⑩ A.E. Köchert down the block once designed bejeweled accessories for royals, and the shop remains open for the public to both view legendary designs — think ball-appropriate diamond tiaras — and purchase readymade contemporary pieces. For high-end home goods, check out the glassware and chandeliers at sixth-generation family-owned ⑪ J. & L. Lobmeyr. Lobmeyr is most famous for outfitting New York’s Metropolitan Opera and Vienna’s Schönbrunn Palace — the former summer residence for the Habsburgs, Austria’s influential imperial family.

In between browsing, you can easily pop into typical tourist attractions such as ⑫ St. Stephen’s. A Gothic cathedral that dates back to the 12th century, St. Stephen’s is home to both the archdiocese of Vienna as well as the Ducal Crypt, which houses the remains of several dozen members of the Habsburg dynasty. If you don’t spot Stephansdom’s gleaming white steeples and colorful tile roof, look for the famous Viennese horse carriages lined up along the cobblestone streets that surround the Stephansplatz square.

With its abundance of grand buildings dating to antiquity, such as the Stephansdom Cathedral shown here, Vienna sparkles with a sense of history and royal sophistication. But beneath its face of imperial beauty lies a forward-moving city revived by modern museums, renowned restaurants and more.
RADU BERCAN / SHUTTERSTOCK


4 p.m.

Stop by your room at the Ritz-Carlton to freshen up and sip an aperitif at the hotel’s ⑬ Atmosphere rooftop bar (open May until September). The expansive deck offers a nearly 360-degree view of the city skyline dotted with palace gloriettes, church steeples and construction cranes in a few up-and-coming neighborhoods, and there are plenty of inventive libations from which to choose. Order a fragrant, refreshing Hugo — a classic Austrian cocktail that combines sparkling wine with a splash of elderflower syrup and a sprig of fresh mint.


5 p.m.

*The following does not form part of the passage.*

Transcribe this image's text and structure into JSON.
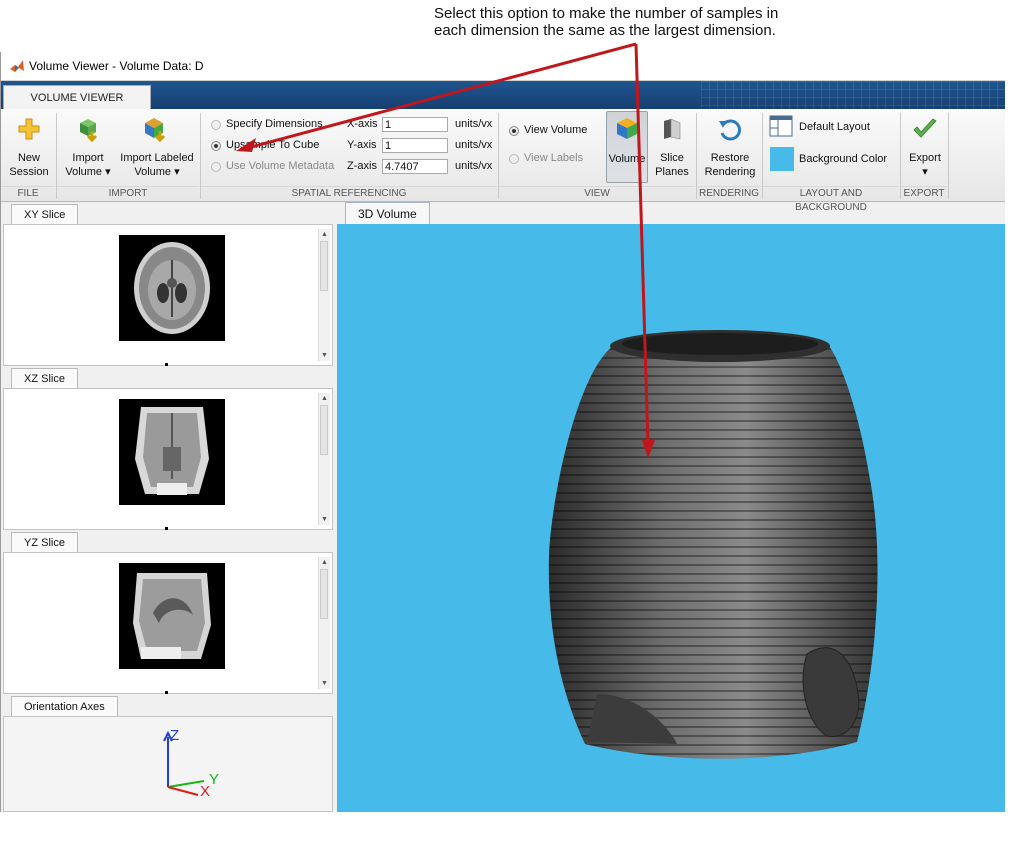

Enjoy an early six-course dinner at one of Vienna’s finest restaurants, the Michelin-starred ⑭ Konstantin Filippou. Born in the nearby city of Graz to Austrian and Greek parents, chef Filippou combines earthy flavors from Austria — think lake fish and flavorful seasonal produce — with Mediterranean herbs and cooking methods. Try the signature bacalao brandade with char caviar, a whipped salt cod emulsion topped with a teaspoon of rich, buttery Arctic char roe.

Be sure to request to be seated in the main dining room to observe the chefs at work in the open kitchen, and follow the sommelier’s lead in choosing regional wines. Austria is known for its bright whites — many direct from Vienna’s numerous urban wineries — and the wine list abounds with local pairings to enhance the chef’s creations.


7 p.m.

A visit to Vienna isn’t complete without a trip to the opera. ⑮ Volksoper,the people’s opera, offers an array of performances between September and June that are as accessible and enjoyable for first-time visitors as they are for season ticket holders — including Austrian classics Die Zauberflöte (The Magic Flute), Der Fledermaus (The Bat) and, of course, The Sound of Music. A program providing a synopsis in half a dozen languages, English supertitles displayed over the stage, and Champagne-infused intermissions all make this particular opera house a smart selection for every audience.


10:30 p.m.

Head back to Ringstrasse for a nightcap at ⑯ Gulasch and Champagne, located on the ground floor of the Grand Imperial Hotel (directly across from the Ritz-Carlton). This charming café is one of the few establishments in the area open past midnight, and its classic Viennese sausages and goulash, chips with homemade mayonnaise, and sparkling wines make the perfect snack to bookend a day in Austria’s capital. Gute Nacht! 

Brittany Shoot is a freelance writer and editor based in San Francisco. Her favorite stories involve fascinating people and far-flung places. Find her online at brittanyshoot.com.